Start of Block
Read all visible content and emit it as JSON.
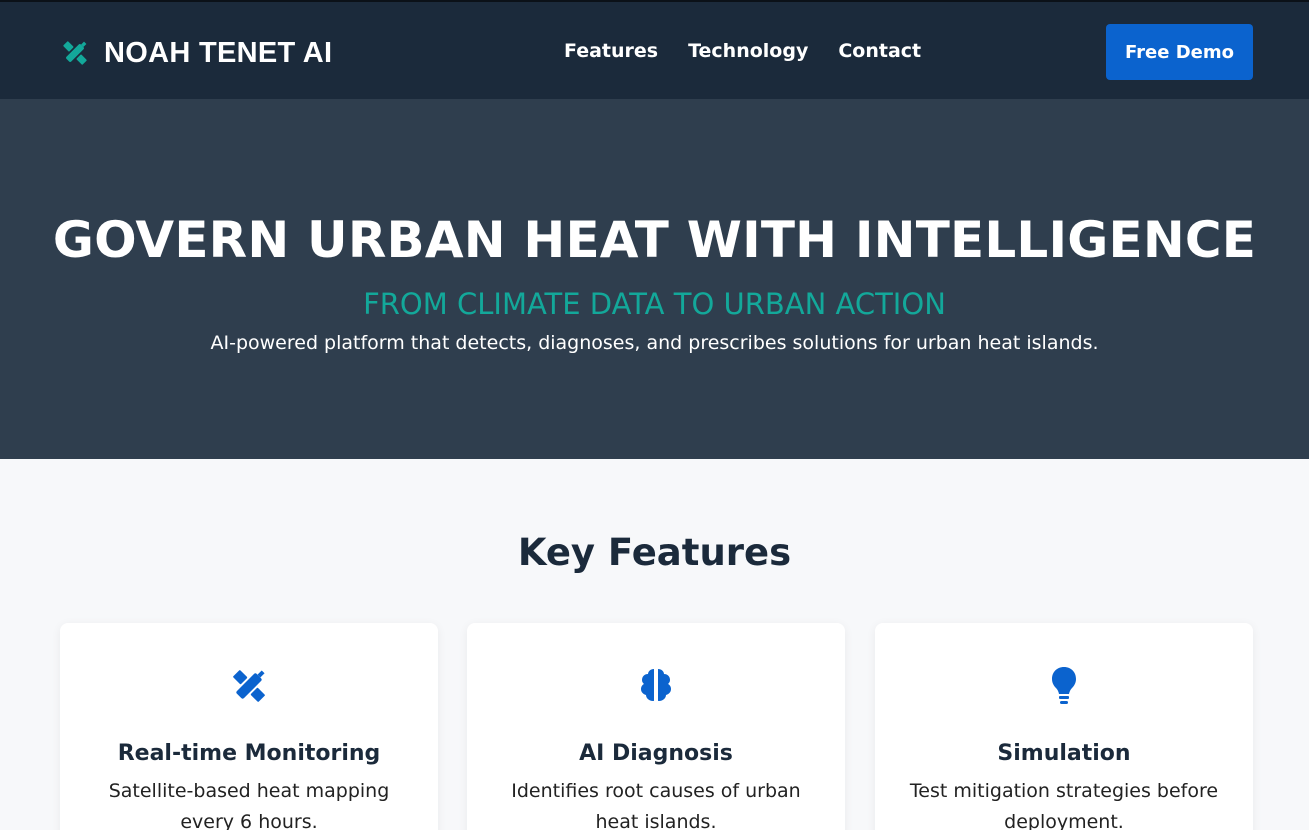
{
  "brand": {
    "name": "NOAH TENET AI",
    "icon": "satellite-icon",
    "icon_color": "#13a89a"
  },
  "nav": {
    "links": [
      "Features",
      "Technology",
      "Contact"
    ],
    "cta_label": "Free Demo"
  },
  "hero": {
    "title": "GOVERN URBAN HEAT WITH INTELLIGENCE",
    "subtitle": "FROM CLIMATE DATA TO URBAN ACTION",
    "description": "AI-powered platform that detects, diagnoses, and prescribes solutions for urban heat islands."
  },
  "features": {
    "title": "Key Features",
    "cards": [
      {
        "icon": "satellite-icon",
        "title": "Real-time Monitoring",
        "description": "Satellite-based heat mapping every 6 hours."
      },
      {
        "icon": "brain-icon",
        "title": "AI Diagnosis",
        "description": "Identifies root causes of urban heat islands."
      },
      {
        "icon": "lightbulb-icon",
        "title": "Simulation",
        "description": "Test mitigation strategies before deployment."
      }
    ]
  },
  "colors": {
    "nav_bg": "#1b2a3b",
    "hero_bg": "#2f3e4e",
    "accent": "#13a89a",
    "primary": "#0b63ce",
    "section_bg": "#f7f8fa"
  }
}
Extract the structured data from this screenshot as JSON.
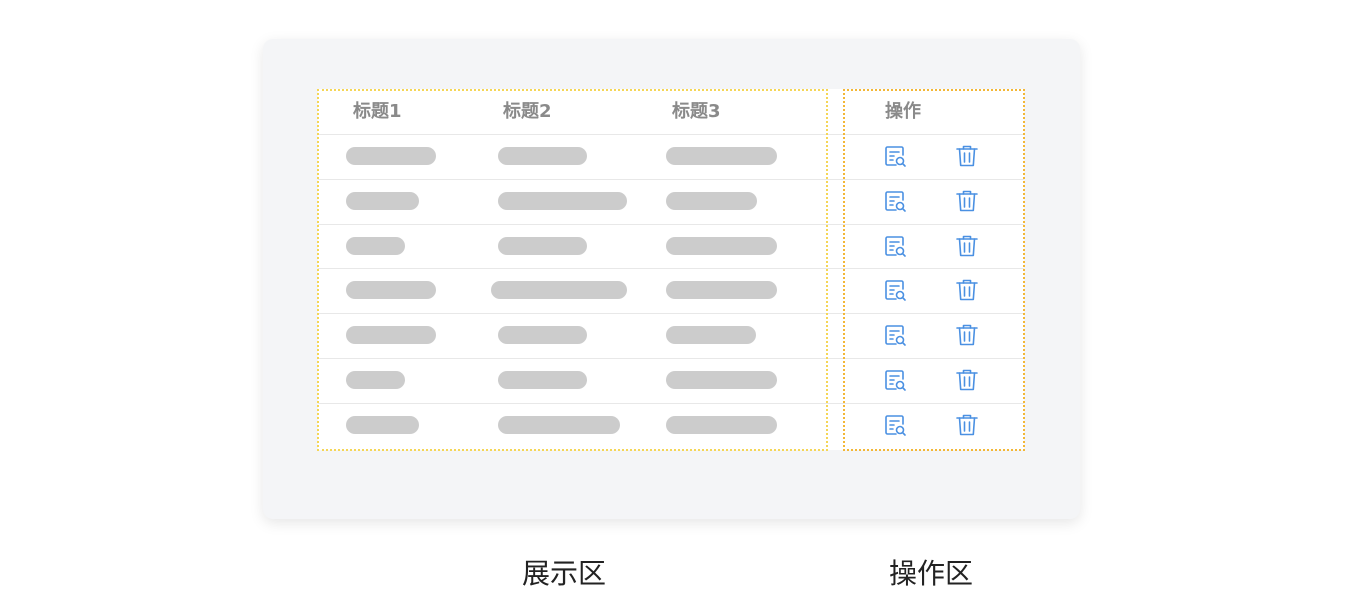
{
  "table": {
    "headers": {
      "col1": "标题1",
      "col2": "标题2",
      "col3": "标题3",
      "actions": "操作"
    },
    "row_count": 7,
    "row_actions": [
      "view-details-icon",
      "delete-trash-icon"
    ]
  },
  "zones": {
    "display": "展示区",
    "action": "操作区"
  },
  "colors": {
    "card_bg": "#f4f5f7",
    "placeholder": "#cccccc",
    "icon_blue": "#4a90e2",
    "display_border": "#f5d657",
    "action_border": "#f3b736"
  }
}
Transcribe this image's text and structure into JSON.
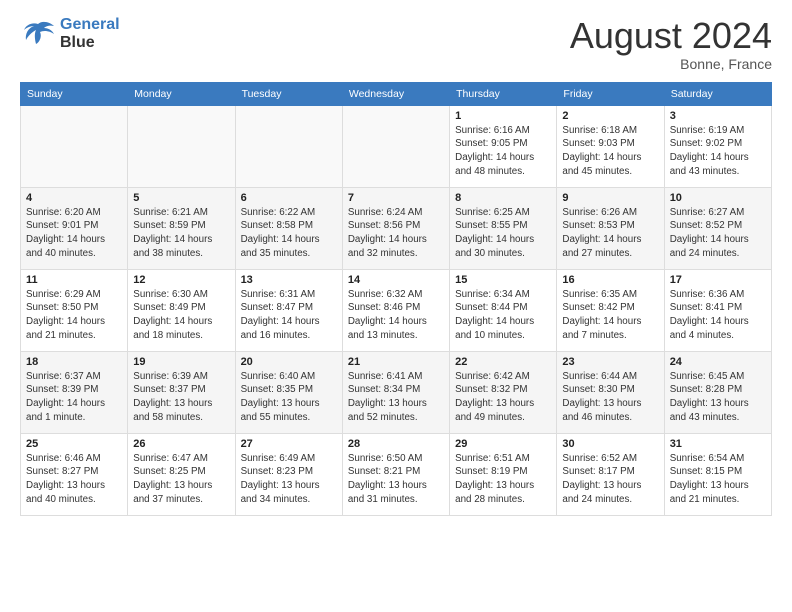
{
  "logo": {
    "line1": "General",
    "line2": "Blue"
  },
  "title": "August 2024",
  "location": "Bonne, France",
  "days_header": [
    "Sunday",
    "Monday",
    "Tuesday",
    "Wednesday",
    "Thursday",
    "Friday",
    "Saturday"
  ],
  "weeks": [
    [
      {
        "day": "",
        "info": ""
      },
      {
        "day": "",
        "info": ""
      },
      {
        "day": "",
        "info": ""
      },
      {
        "day": "",
        "info": ""
      },
      {
        "day": "1",
        "info": "Sunrise: 6:16 AM\nSunset: 9:05 PM\nDaylight: 14 hours\nand 48 minutes."
      },
      {
        "day": "2",
        "info": "Sunrise: 6:18 AM\nSunset: 9:03 PM\nDaylight: 14 hours\nand 45 minutes."
      },
      {
        "day": "3",
        "info": "Sunrise: 6:19 AM\nSunset: 9:02 PM\nDaylight: 14 hours\nand 43 minutes."
      }
    ],
    [
      {
        "day": "4",
        "info": "Sunrise: 6:20 AM\nSunset: 9:01 PM\nDaylight: 14 hours\nand 40 minutes."
      },
      {
        "day": "5",
        "info": "Sunrise: 6:21 AM\nSunset: 8:59 PM\nDaylight: 14 hours\nand 38 minutes."
      },
      {
        "day": "6",
        "info": "Sunrise: 6:22 AM\nSunset: 8:58 PM\nDaylight: 14 hours\nand 35 minutes."
      },
      {
        "day": "7",
        "info": "Sunrise: 6:24 AM\nSunset: 8:56 PM\nDaylight: 14 hours\nand 32 minutes."
      },
      {
        "day": "8",
        "info": "Sunrise: 6:25 AM\nSunset: 8:55 PM\nDaylight: 14 hours\nand 30 minutes."
      },
      {
        "day": "9",
        "info": "Sunrise: 6:26 AM\nSunset: 8:53 PM\nDaylight: 14 hours\nand 27 minutes."
      },
      {
        "day": "10",
        "info": "Sunrise: 6:27 AM\nSunset: 8:52 PM\nDaylight: 14 hours\nand 24 minutes."
      }
    ],
    [
      {
        "day": "11",
        "info": "Sunrise: 6:29 AM\nSunset: 8:50 PM\nDaylight: 14 hours\nand 21 minutes."
      },
      {
        "day": "12",
        "info": "Sunrise: 6:30 AM\nSunset: 8:49 PM\nDaylight: 14 hours\nand 18 minutes."
      },
      {
        "day": "13",
        "info": "Sunrise: 6:31 AM\nSunset: 8:47 PM\nDaylight: 14 hours\nand 16 minutes."
      },
      {
        "day": "14",
        "info": "Sunrise: 6:32 AM\nSunset: 8:46 PM\nDaylight: 14 hours\nand 13 minutes."
      },
      {
        "day": "15",
        "info": "Sunrise: 6:34 AM\nSunset: 8:44 PM\nDaylight: 14 hours\nand 10 minutes."
      },
      {
        "day": "16",
        "info": "Sunrise: 6:35 AM\nSunset: 8:42 PM\nDaylight: 14 hours\nand 7 minutes."
      },
      {
        "day": "17",
        "info": "Sunrise: 6:36 AM\nSunset: 8:41 PM\nDaylight: 14 hours\nand 4 minutes."
      }
    ],
    [
      {
        "day": "18",
        "info": "Sunrise: 6:37 AM\nSunset: 8:39 PM\nDaylight: 14 hours\nand 1 minute."
      },
      {
        "day": "19",
        "info": "Sunrise: 6:39 AM\nSunset: 8:37 PM\nDaylight: 13 hours\nand 58 minutes."
      },
      {
        "day": "20",
        "info": "Sunrise: 6:40 AM\nSunset: 8:35 PM\nDaylight: 13 hours\nand 55 minutes."
      },
      {
        "day": "21",
        "info": "Sunrise: 6:41 AM\nSunset: 8:34 PM\nDaylight: 13 hours\nand 52 minutes."
      },
      {
        "day": "22",
        "info": "Sunrise: 6:42 AM\nSunset: 8:32 PM\nDaylight: 13 hours\nand 49 minutes."
      },
      {
        "day": "23",
        "info": "Sunrise: 6:44 AM\nSunset: 8:30 PM\nDaylight: 13 hours\nand 46 minutes."
      },
      {
        "day": "24",
        "info": "Sunrise: 6:45 AM\nSunset: 8:28 PM\nDaylight: 13 hours\nand 43 minutes."
      }
    ],
    [
      {
        "day": "25",
        "info": "Sunrise: 6:46 AM\nSunset: 8:27 PM\nDaylight: 13 hours\nand 40 minutes."
      },
      {
        "day": "26",
        "info": "Sunrise: 6:47 AM\nSunset: 8:25 PM\nDaylight: 13 hours\nand 37 minutes."
      },
      {
        "day": "27",
        "info": "Sunrise: 6:49 AM\nSunset: 8:23 PM\nDaylight: 13 hours\nand 34 minutes."
      },
      {
        "day": "28",
        "info": "Sunrise: 6:50 AM\nSunset: 8:21 PM\nDaylight: 13 hours\nand 31 minutes."
      },
      {
        "day": "29",
        "info": "Sunrise: 6:51 AM\nSunset: 8:19 PM\nDaylight: 13 hours\nand 28 minutes."
      },
      {
        "day": "30",
        "info": "Sunrise: 6:52 AM\nSunset: 8:17 PM\nDaylight: 13 hours\nand 24 minutes."
      },
      {
        "day": "31",
        "info": "Sunrise: 6:54 AM\nSunset: 8:15 PM\nDaylight: 13 hours\nand 21 minutes."
      }
    ]
  ]
}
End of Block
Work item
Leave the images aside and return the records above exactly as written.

Answer to the problem
Read all visible content and emit it as JSON.
{
  "brand": {
    "name": "NOAH TENET AI",
    "icon": "satellite-icon",
    "icon_color": "#13a89a"
  },
  "nav": {
    "links": [
      "Features",
      "Technology",
      "Contact"
    ],
    "cta_label": "Free Demo"
  },
  "hero": {
    "title": "GOVERN URBAN HEAT WITH INTELLIGENCE",
    "subtitle": "FROM CLIMATE DATA TO URBAN ACTION",
    "description": "AI-powered platform that detects, diagnoses, and prescribes solutions for urban heat islands."
  },
  "features": {
    "title": "Key Features",
    "cards": [
      {
        "icon": "satellite-icon",
        "title": "Real-time Monitoring",
        "description": "Satellite-based heat mapping every 6 hours."
      },
      {
        "icon": "brain-icon",
        "title": "AI Diagnosis",
        "description": "Identifies root causes of urban heat islands."
      },
      {
        "icon": "lightbulb-icon",
        "title": "Simulation",
        "description": "Test mitigation strategies before deployment."
      }
    ]
  },
  "colors": {
    "nav_bg": "#1b2a3b",
    "hero_bg": "#2f3e4e",
    "accent": "#13a89a",
    "primary": "#0b63ce",
    "section_bg": "#f7f8fa"
  }
}
Extract the structured data from this screenshot as JSON.
{
  "table": {
    "headers": {
      "col1": "标题1",
      "col2": "标题2",
      "col3": "标题3",
      "actions": "操作"
    },
    "row_count": 7,
    "row_actions": [
      "view-details-icon",
      "delete-trash-icon"
    ]
  },
  "zones": {
    "display": "展示区",
    "action": "操作区"
  },
  "colors": {
    "card_bg": "#f4f5f7",
    "placeholder": "#cccccc",
    "icon_blue": "#4a90e2",
    "display_border": "#f5d657",
    "action_border": "#f3b736"
  }
}
Transcribe this image's text and structure into JSON.
{
  "logo": {
    "line1": "General",
    "line2": "Blue"
  },
  "title": "August 2024",
  "location": "Bonne, France",
  "days_header": [
    "Sunday",
    "Monday",
    "Tuesday",
    "Wednesday",
    "Thursday",
    "Friday",
    "Saturday"
  ],
  "weeks": [
    [
      {
        "day": "",
        "info": ""
      },
      {
        "day": "",
        "info": ""
      },
      {
        "day": "",
        "info": ""
      },
      {
        "day": "",
        "info": ""
      },
      {
        "day": "1",
        "info": "Sunrise: 6:16 AM\nSunset: 9:05 PM\nDaylight: 14 hours\nand 48 minutes."
      },
      {
        "day": "2",
        "info": "Sunrise: 6:18 AM\nSunset: 9:03 PM\nDaylight: 14 hours\nand 45 minutes."
      },
      {
        "day": "3",
        "info": "Sunrise: 6:19 AM\nSunset: 9:02 PM\nDaylight: 14 hours\nand 43 minutes."
      }
    ],
    [
      {
        "day": "4",
        "info": "Sunrise: 6:20 AM\nSunset: 9:01 PM\nDaylight: 14 hours\nand 40 minutes."
      },
      {
        "day": "5",
        "info": "Sunrise: 6:21 AM\nSunset: 8:59 PM\nDaylight: 14 hours\nand 38 minutes."
      },
      {
        "day": "6",
        "info": "Sunrise: 6:22 AM\nSunset: 8:58 PM\nDaylight: 14 hours\nand 35 minutes."
      },
      {
        "day": "7",
        "info": "Sunrise: 6:24 AM\nSunset: 8:56 PM\nDaylight: 14 hours\nand 32 minutes."
      },
      {
        "day": "8",
        "info": "Sunrise: 6:25 AM\nSunset: 8:55 PM\nDaylight: 14 hours\nand 30 minutes."
      },
      {
        "day": "9",
        "info": "Sunrise: 6:26 AM\nSunset: 8:53 PM\nDaylight: 14 hours\nand 27 minutes."
      },
      {
        "day": "10",
        "info": "Sunrise: 6:27 AM\nSunset: 8:52 PM\nDaylight: 14 hours\nand 24 minutes."
      }
    ],
    [
      {
        "day": "11",
        "info": "Sunrise: 6:29 AM\nSunset: 8:50 PM\nDaylight: 14 hours\nand 21 minutes."
      },
      {
        "day": "12",
        "info": "Sunrise: 6:30 AM\nSunset: 8:49 PM\nDaylight: 14 hours\nand 18 minutes."
      },
      {
        "day": "13",
        "info": "Sunrise: 6:31 AM\nSunset: 8:47 PM\nDaylight: 14 hours\nand 16 minutes."
      },
      {
        "day": "14",
        "info": "Sunrise: 6:32 AM\nSunset: 8:46 PM\nDaylight: 14 hours\nand 13 minutes."
      },
      {
        "day": "15",
        "info": "Sunrise: 6:34 AM\nSunset: 8:44 PM\nDaylight: 14 hours\nand 10 minutes."
      },
      {
        "day": "16",
        "info": "Sunrise: 6:35 AM\nSunset: 8:42 PM\nDaylight: 14 hours\nand 7 minutes."
      },
      {
        "day": "17",
        "info": "Sunrise: 6:36 AM\nSunset: 8:41 PM\nDaylight: 14 hours\nand 4 minutes."
      }
    ],
    [
      {
        "day": "18",
        "info": "Sunrise: 6:37 AM\nSunset: 8:39 PM\nDaylight: 14 hours\nand 1 minute."
      },
      {
        "day": "19",
        "info": "Sunrise: 6:39 AM\nSunset: 8:37 PM\nDaylight: 13 hours\nand 58 minutes."
      },
      {
        "day": "20",
        "info": "Sunrise: 6:40 AM\nSunset: 8:35 PM\nDaylight: 13 hours\nand 55 minutes."
      },
      {
        "day": "21",
        "info": "Sunrise: 6:41 AM\nSunset: 8:34 PM\nDaylight: 13 hours\nand 52 minutes."
      },
      {
        "day": "22",
        "info": "Sunrise: 6:42 AM\nSunset: 8:32 PM\nDaylight: 13 hours\nand 49 minutes."
      },
      {
        "day": "23",
        "info": "Sunrise: 6:44 AM\nSunset: 8:30 PM\nDaylight: 13 hours\nand 46 minutes."
      },
      {
        "day": "24",
        "info": "Sunrise: 6:45 AM\nSunset: 8:28 PM\nDaylight: 13 hours\nand 43 minutes."
      }
    ],
    [
      {
        "day": "25",
        "info": "Sunrise: 6:46 AM\nSunset: 8:27 PM\nDaylight: 13 hours\nand 40 minutes."
      },
      {
        "day": "26",
        "info": "Sunrise: 6:47 AM\nSunset: 8:25 PM\nDaylight: 13 hours\nand 37 minutes."
      },
      {
        "day": "27",
        "info": "Sunrise: 6:49 AM\nSunset: 8:23 PM\nDaylight: 13 hours\nand 34 minutes."
      },
      {
        "day": "28",
        "info": "Sunrise: 6:50 AM\nSunset: 8:21 PM\nDaylight: 13 hours\nand 31 minutes."
      },
      {
        "day": "29",
        "info": "Sunrise: 6:51 AM\nSunset: 8:19 PM\nDaylight: 13 hours\nand 28 minutes."
      },
      {
        "day": "30",
        "info": "Sunrise: 6:52 AM\nSunset: 8:17 PM\nDaylight: 13 hours\nand 24 minutes."
      },
      {
        "day": "31",
        "info": "Sunrise: 6:54 AM\nSunset: 8:15 PM\nDaylight: 13 hours\nand 21 minutes."
      }
    ]
  ]
}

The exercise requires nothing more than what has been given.